It is almost two years since the world was thrown into turmoil by a virus that had started off a few weeks earlier in a city in China. The impact was felt globally but some countries and regions were hurt more than others. Some suffered terribly as a result of the breakdown of health services and the focus shifted from one country to another. The United States, which should have been the leader in combating and controlling the disease, turned out to be the world’s worst example in terms of its hundreds of thousands of deaths, most of them due to a lack of early leadership and a cult of denial by a large section of the population that lives in an alternative universe fuelled by conspiracy theories.
The impact on Bali
While many parts of the world were suffering the consequences of the illness itself, Bali’s problem was different. While previous disruptions to the Bali economy were caused by human or natural disasters such as bombings or volcanic eruptions this time the problem was external in the form of a freeze on travel. To this day, the millions of tourists who brought prosperity to the island have been prevented from returning due to travel bans, restrictions, quarantines, the hassle of testing, the uncertainty of flights and fear of the disease itself. The result has been the decimation of the tourist industry and immense hardship for hundreds of thousands of people who depended on the industry for a living.
Is the end in sight?
The Omicron variant at first appeared to be a major threat to the global recovery and it still is in terms of potential disruption to medical and other services in many countries. But the silver lining is its apparent mildness compared to previous variants. Meaning that once the initial surges have passed it may be possible to live with Covid as we do with the regular ‘flu. There is pressure by the travel industry in Europe for governments to abolish compulsory testing and other restrictions on travellers. If the punitive quarantine requirements in Indonesia are meant to keep Omicron out of the country it is a waste of time and effort. We have seen from other parts of the world that nothing can stop it from spreading. There is a good argument for trying to prevent too many cases at once but once the volume of cases is under control the restrictions should be relaxed.
Governments seem to be realising that lockdowns, mass testing and travel restrictions are now having limited and even a negative impact. We could soon be seeing a return to normal living, albeit with a milder form of Covid lingering in the background.
So how should we prepare financially?
If the pandemic demolished your finances you are going to need to rebuild. The key is to do so slowly and carefully. Rebuilding liquidity in case of further shocks is a must, tempting as it may be to spend or save ambitiously. There is often a temptation to look for quick ways to make money when times are hard. They must be resisted. You may hear of fortunes being made on Bitcoin or other exotic investments. But you rarely hear of the thousands of investors who lost their shirts. There are many slick adverts on the Internet enticing people to invest in the latest ‘little known’ penny share or ‘fantastic’ opportunity. The chances of getting rich from such opportunities are probably less than one in a thousand. – Except for the promoters who retain part of everyone’s investment!

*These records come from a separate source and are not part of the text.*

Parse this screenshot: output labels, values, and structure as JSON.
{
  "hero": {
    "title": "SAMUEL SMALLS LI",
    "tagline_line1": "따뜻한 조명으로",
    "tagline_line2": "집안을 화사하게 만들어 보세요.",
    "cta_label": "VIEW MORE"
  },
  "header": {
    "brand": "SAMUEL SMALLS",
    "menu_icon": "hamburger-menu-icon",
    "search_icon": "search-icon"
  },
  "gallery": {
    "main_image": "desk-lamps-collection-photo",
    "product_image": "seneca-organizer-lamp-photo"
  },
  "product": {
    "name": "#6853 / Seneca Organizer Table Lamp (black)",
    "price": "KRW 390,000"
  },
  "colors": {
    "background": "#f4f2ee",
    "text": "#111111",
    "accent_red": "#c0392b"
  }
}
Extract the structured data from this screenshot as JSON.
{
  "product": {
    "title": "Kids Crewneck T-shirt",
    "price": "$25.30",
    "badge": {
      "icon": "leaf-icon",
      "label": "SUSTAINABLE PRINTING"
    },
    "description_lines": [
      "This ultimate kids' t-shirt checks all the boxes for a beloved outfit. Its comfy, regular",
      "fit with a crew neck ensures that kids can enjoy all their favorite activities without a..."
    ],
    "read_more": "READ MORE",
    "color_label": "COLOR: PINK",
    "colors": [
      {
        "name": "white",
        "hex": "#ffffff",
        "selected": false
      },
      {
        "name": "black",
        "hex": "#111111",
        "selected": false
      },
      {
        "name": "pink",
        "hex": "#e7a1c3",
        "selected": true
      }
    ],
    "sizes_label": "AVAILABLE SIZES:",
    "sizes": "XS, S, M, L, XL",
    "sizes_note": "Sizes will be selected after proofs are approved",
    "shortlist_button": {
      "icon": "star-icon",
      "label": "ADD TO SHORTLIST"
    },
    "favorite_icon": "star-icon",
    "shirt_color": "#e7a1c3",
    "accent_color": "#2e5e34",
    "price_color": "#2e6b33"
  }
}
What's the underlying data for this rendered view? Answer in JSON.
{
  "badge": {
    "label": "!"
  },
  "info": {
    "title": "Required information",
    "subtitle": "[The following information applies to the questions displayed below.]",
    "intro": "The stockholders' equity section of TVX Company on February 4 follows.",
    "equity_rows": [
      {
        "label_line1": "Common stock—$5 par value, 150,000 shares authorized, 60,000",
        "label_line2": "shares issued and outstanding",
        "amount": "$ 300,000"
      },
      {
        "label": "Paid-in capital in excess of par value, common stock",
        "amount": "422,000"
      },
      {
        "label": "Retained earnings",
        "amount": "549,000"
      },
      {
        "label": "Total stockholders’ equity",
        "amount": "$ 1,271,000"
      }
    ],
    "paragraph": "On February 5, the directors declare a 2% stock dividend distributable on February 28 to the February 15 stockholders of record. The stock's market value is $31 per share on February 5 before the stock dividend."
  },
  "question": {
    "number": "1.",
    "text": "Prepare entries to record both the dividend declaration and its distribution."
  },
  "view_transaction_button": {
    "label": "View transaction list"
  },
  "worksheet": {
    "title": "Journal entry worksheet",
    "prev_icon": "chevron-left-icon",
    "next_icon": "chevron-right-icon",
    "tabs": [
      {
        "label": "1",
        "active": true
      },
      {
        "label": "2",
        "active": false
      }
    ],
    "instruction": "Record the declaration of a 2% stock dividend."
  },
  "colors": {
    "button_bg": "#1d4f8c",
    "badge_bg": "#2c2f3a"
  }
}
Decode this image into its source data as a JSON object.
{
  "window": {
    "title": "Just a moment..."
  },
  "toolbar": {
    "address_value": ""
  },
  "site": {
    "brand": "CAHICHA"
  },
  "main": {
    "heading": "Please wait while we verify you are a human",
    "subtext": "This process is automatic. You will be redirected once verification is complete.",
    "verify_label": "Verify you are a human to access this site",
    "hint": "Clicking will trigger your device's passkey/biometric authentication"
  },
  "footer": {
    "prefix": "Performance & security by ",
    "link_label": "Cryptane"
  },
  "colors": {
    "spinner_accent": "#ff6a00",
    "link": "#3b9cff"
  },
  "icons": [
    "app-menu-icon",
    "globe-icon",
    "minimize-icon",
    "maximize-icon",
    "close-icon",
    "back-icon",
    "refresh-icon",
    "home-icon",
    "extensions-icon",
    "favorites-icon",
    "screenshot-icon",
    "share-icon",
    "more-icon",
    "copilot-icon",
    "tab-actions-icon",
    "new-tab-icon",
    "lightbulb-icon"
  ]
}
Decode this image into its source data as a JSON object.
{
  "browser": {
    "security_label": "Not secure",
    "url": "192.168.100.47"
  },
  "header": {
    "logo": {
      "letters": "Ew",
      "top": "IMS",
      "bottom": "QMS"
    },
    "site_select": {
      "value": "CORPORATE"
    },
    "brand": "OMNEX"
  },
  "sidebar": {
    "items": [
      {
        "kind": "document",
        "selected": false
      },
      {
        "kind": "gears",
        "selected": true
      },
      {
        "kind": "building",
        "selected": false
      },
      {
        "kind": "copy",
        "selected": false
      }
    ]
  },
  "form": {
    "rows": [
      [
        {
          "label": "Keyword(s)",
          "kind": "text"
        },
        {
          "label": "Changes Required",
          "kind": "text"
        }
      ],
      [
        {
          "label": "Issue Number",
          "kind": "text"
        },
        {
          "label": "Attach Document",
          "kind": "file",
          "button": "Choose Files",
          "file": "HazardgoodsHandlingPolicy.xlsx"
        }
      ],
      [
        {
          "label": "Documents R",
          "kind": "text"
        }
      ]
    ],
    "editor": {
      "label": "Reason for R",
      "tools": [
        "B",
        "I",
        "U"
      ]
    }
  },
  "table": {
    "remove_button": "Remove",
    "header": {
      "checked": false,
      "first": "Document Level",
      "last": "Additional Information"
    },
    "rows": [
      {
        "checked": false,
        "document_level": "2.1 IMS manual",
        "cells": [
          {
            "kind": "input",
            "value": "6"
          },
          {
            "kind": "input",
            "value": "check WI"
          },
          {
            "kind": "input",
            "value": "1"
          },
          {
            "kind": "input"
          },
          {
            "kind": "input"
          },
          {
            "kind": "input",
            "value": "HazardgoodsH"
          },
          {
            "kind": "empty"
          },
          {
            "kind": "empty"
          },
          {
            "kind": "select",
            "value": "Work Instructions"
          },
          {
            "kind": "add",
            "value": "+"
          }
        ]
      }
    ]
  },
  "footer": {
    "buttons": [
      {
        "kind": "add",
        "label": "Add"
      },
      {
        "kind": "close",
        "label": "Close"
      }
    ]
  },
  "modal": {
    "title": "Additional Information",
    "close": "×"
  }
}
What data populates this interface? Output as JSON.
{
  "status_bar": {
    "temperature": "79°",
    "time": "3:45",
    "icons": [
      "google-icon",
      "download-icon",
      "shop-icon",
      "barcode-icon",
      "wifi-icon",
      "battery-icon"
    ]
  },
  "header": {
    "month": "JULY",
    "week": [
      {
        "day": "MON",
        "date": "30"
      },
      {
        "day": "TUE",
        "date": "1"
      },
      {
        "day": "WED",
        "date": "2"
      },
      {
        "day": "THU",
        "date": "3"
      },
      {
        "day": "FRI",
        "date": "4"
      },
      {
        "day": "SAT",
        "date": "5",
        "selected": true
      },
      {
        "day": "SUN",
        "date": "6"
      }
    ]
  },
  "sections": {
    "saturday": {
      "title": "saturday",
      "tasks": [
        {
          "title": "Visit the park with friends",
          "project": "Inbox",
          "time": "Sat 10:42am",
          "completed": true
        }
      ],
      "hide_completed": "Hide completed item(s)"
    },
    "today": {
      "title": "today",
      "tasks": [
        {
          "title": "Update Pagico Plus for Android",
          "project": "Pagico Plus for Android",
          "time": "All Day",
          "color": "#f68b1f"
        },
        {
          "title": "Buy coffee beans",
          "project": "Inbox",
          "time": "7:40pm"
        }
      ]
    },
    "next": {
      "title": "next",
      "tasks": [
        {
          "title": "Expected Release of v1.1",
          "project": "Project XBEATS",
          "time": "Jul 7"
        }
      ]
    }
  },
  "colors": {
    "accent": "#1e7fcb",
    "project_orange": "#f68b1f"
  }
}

Should we invest in the stock markets?
It is an irony of the pandemic that many people who have been in lockdown and have not been able to travel have been able to make big savings over this time. A lot of the money saved globally has gone into the world’s stock markets which have now seen double digit growth for three years. Some segments of the markets, like ESG (sustainability) funds, have made huge gains. Apple shares have risen to the point where the company’s value in the past few days has topped $3 trillion.
For those whose income has started to recover it will be very tempting to try to replenish the coffers quickly by investing in the stock markets. They may continue to rise with the recovering global economy but they may also be hit by such issues as inflation or broken supply chains. Rebuilding cash reserves, even at zero interest, is the safest way forward until short term needs and contingencies can be covered.
For those however who are financially secure and have ample liquid reserves the stock markets still offer the best potential returns among liquid investments. There are good opportunities also of course for anyone wishing to invest in property but bear in mind it is not liquid. Property is a great asset to own but without cash to pay the bills it can be a crippling burden.
As I have done in previous years, I am going to take a break from writing this column. I hope the advice has sometimes been helpful, if only to help readers avoid the same mistakes many of us may have made in the past!
Colin Bloodworth, Chartered Member of the Chartered Institute for Securities and Investment (UK), has spent over 20 years in Indonesia. He is based in Jakarta but visits Bali regularly in normal times! If you have any questions on this article or related topics or would like to receive a free monthly newsletter on financial matters you can contact him at firstname.lastname@example.org
You can read all past articles of Money Matters at www.BaliAdvertiser.biz
Copyright © 2022 Colin Bloodworth